Chinese isn’t the only thing that makes Kyle different. As a child, he took ballet and ballroom dancing classes. He has performed with the San Francisco Ballet Company and recently appeared in “The White Countess,” starring Ralph Fiennes.

“Going to ballet instead of playing soccer, that’s a bit of a bummer,” Kyle said, who was eyeing the field where his friends played a game while he was showing a reporter around his school recently.

Most of his friends are expats because he finds that cultural differences make it difficult to get very close to his Chinese friends. For one thing, they study a great deal and don’t have as much time to hang out. And Kyle says he knows so much more about Chinese pop culture than they do about America.

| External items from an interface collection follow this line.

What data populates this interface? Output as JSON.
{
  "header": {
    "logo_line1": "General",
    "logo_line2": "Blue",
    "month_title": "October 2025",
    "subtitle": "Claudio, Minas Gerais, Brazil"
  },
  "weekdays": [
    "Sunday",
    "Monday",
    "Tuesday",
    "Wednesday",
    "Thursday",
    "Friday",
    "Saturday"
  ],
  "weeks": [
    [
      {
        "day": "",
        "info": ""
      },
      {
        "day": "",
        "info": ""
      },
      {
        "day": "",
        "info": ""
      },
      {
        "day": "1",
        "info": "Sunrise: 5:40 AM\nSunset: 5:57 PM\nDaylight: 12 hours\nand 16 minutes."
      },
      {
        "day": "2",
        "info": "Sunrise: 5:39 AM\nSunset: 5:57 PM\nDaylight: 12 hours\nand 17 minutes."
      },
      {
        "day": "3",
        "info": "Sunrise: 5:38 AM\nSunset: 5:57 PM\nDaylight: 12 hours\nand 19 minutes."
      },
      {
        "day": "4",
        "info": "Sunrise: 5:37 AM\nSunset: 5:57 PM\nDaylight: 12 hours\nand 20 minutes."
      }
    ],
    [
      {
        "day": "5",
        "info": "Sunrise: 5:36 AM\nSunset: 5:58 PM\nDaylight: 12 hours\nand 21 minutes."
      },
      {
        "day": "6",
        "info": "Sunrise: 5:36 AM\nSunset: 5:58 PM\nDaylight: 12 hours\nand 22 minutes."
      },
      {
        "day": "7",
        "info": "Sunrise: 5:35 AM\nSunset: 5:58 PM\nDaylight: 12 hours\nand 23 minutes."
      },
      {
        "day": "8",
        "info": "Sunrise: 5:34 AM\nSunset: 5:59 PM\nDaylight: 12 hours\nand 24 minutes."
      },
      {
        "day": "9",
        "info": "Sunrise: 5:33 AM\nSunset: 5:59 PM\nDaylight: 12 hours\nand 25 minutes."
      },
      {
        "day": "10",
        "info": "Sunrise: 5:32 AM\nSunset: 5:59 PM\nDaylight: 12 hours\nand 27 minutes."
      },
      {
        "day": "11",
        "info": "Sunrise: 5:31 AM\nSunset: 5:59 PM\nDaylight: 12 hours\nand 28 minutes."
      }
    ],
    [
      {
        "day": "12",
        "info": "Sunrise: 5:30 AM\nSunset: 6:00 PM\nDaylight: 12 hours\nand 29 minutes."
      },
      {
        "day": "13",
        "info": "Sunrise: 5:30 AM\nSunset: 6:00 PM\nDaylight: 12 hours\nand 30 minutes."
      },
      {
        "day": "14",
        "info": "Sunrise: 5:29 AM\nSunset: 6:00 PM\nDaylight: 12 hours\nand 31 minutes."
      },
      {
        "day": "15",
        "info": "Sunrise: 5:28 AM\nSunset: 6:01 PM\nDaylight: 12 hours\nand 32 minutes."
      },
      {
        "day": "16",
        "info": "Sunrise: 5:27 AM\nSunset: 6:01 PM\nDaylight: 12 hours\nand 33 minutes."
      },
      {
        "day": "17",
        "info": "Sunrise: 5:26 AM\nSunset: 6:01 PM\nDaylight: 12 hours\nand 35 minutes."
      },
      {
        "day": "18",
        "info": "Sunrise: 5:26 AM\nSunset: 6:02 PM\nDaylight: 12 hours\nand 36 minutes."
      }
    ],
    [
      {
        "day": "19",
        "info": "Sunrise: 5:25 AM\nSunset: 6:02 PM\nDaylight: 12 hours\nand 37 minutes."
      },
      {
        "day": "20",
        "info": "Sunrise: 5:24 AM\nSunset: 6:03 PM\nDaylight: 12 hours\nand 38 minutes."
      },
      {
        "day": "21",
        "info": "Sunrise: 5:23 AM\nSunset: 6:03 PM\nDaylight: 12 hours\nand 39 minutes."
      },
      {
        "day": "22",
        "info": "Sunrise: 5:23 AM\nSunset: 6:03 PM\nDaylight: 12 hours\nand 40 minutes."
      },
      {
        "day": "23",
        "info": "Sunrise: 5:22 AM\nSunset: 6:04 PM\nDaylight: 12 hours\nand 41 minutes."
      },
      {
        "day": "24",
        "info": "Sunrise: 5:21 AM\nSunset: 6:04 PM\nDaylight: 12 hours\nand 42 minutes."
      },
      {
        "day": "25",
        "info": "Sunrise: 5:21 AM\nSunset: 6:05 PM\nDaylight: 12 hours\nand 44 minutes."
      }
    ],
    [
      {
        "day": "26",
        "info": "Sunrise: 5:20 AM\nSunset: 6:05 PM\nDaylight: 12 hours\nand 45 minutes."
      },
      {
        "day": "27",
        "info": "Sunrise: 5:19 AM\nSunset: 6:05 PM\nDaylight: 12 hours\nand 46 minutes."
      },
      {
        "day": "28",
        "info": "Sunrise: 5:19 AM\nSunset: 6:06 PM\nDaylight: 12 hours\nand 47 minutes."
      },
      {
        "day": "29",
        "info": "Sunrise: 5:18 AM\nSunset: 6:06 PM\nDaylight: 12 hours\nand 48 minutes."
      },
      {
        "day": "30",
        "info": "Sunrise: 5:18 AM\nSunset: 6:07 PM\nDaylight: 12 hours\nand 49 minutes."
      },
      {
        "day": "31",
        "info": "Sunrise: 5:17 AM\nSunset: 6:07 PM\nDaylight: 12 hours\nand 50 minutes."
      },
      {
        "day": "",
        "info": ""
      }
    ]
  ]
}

“I know [pop star] Jay Chou and [boy band] F4; they know basic stars like 50 Cent, but they don’t know who the Foo Fighters are,” Kyle said. “If I say Mike Myers, they don’t know who that is. But if I say Austin Powers, that funny British guy in the movie, they might know the face.”

To his teachers in China, Kyle is not only an anomaly but also a role model, and not just for foreigners.

“He’s the first typical American high school student we put into the normal Chinese class,” said Sally Zhang, the vice principal of Jin Cai High School. “The Chinese students feel amazed. Most Chinese parents think learning English is very important. Now they see even foreign students can speak such good Chinese. So they know we should pay more attention to the Chinese language.”

Although the popularity of Chinese is growing among nonnative speakers, the number learning it pales in comparison with the number studying English, now being learned by an estimated 200 million Chinese. To these Chinese, English is a tougher nut to crack. That’s why they appreciate making friends with foreigners such as Kyle and hope there will be more of them in the future.

“We tried to speak English to him, but our English is so bad,” said Shi Jun, 17, one of Kyle’s pals. “Then we realized his Chinese was so good. We could communicate so much better.”